I have never actually played the original versions of Risk, but I do know the basic aim is to conquer the world with your armies. Usually the map you are conquering is a political map of the Earth, divided into continents and territories. It is a turn-based game for two to six players who attempt to capture territories from each other by rolling higher die numbers, winning the game by occupying every territory.
Lord of the Rings Risk takes the original Risk and transposes it onto a map of Middle-Earth. This version is for 2 to 4 players, who are provided with a choice of four army colours (green, yellow, red and black). The first two armies are 'Forces of Light', and consist of Elves, Horsemen & Eagles; the second two armies are 'Forces of Dark' and consist of Orcs, Ring-wraiths and Trolls.
Game play is similar to original Risk, but there are a few slight differences. The first is that there are additional cards that are earned in certain territories, which give Leader pieces missions to accomplish, provide bonuses or cause 'special events'. The second is that throughout the game there is another counter - a Ring. This represents the Fellowship on their journey through Middle-Earth, and they are moved along at the end of each player's turn by the roll of a die. The game ends when the Fellowship reach the end of their path, giving it a time-limit. You do have the option to play the game without the Fellowship, meaning you can play it until one player has taken all the territories. I feel the time-limit given by the Fellowship can be quite useful as without it the game can drag on for hours until the world is taken over, becoming quite tedious (especially if you are the player that is losing!).

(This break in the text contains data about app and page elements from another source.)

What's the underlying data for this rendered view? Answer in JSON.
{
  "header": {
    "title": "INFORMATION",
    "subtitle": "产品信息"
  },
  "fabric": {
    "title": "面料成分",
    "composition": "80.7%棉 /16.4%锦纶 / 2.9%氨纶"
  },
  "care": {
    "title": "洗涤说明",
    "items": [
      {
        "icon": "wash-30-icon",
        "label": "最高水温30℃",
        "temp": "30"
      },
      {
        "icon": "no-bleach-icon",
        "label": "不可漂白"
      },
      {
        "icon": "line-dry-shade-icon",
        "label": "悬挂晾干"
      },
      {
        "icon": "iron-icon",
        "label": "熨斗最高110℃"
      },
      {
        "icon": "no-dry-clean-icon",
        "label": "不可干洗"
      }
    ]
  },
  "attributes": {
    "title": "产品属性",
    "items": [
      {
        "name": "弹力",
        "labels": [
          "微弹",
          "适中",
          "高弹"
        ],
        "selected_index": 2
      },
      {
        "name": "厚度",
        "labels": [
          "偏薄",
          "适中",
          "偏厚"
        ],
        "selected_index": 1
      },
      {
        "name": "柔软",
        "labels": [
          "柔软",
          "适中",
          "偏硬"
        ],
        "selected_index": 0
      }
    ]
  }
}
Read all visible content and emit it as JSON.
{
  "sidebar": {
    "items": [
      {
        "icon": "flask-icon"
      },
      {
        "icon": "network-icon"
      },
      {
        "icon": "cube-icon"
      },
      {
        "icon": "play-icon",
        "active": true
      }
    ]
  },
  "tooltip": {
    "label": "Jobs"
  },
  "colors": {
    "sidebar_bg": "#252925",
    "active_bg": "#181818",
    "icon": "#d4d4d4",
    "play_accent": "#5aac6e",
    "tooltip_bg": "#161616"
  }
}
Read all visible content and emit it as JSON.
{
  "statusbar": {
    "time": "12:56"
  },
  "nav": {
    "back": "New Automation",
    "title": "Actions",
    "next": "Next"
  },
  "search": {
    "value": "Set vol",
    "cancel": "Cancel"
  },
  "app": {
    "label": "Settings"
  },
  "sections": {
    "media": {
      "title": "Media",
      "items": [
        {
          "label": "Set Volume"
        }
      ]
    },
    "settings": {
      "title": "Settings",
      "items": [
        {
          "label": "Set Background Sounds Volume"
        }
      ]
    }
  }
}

One flaw when using the Fellowship is that if a Dark Force captures the Fellowship at any point in the game, the game is over and they win. The forces of Light must get the Fellowship to the end of it's journey to have even a chance of winning. The winner is determined at this point by points awarded for territories, strongholds, regions that are controlled and cards played throughout the game - meaning that even if the Fellowship has made it to the end, a Dark Force still may win.
The board itself shows a map of most of Middle-Earth, except for Gondor and Mordor, which I have always found a bit unusual, but presumed the board territories are based on the first two films rather than all three. The territories are in different colours, and the whole map has a dull effect to it rather than bright colours, making it look like it's an old map and allowing the colours of the armies and the Fellowship trail to stand out easily.
The game did take a while to set up at first as there were a lot of cards and rules to place and work out. The first time I played this game I did leave the Fellowship part out as we found that the game was already complex without having the added complication of moving a 3rd group through the board. However on subsequent plays of the game I have used the Fellowship, and found the time-limit it provides quite useful. It also adds another angle, as each Force attempts to gain the territories it is moving through to end or continue the game (depending on what side you are on). It is also easier to set up after you have played it once as you have a better understanding of all the cards and rules.
I would recommend trying this game, but only if you have enough patience to start it off. Once you get going it is very enjoyable, and the players can get quite competitive, and it can last for a while. Definitely a Boxing Day or rainy day game. There is a full trilogy version of the game, which gives you the full map, but if you don't mind having part of the map this version is worth a try.